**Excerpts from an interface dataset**
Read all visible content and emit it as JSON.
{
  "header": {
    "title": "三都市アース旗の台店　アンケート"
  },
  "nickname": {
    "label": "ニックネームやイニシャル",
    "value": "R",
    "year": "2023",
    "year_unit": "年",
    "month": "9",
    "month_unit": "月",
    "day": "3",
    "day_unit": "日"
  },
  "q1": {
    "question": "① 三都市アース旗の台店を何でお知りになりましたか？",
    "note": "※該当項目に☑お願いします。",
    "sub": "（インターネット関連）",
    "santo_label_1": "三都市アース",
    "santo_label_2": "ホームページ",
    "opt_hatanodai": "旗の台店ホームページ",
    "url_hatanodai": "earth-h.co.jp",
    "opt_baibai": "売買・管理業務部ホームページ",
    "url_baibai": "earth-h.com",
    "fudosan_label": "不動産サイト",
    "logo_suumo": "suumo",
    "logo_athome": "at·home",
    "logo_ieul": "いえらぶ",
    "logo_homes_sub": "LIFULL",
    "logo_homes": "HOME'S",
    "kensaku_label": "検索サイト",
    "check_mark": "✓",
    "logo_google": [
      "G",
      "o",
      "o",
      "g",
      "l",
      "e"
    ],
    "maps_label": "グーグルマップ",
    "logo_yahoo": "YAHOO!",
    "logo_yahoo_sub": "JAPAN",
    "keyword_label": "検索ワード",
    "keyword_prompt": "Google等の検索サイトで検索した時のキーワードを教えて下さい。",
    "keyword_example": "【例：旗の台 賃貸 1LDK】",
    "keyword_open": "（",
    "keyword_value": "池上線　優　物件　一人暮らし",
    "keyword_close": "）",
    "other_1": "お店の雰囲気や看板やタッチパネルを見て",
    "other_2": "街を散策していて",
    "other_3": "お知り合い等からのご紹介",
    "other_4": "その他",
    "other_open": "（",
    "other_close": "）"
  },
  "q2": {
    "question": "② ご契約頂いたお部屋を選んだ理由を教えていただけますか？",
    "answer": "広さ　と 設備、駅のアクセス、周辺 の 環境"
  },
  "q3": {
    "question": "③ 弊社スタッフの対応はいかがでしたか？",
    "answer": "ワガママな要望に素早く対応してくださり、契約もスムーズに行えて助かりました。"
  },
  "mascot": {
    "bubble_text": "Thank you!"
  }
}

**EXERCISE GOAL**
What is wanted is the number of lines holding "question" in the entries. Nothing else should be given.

**FINISHED TASK**
3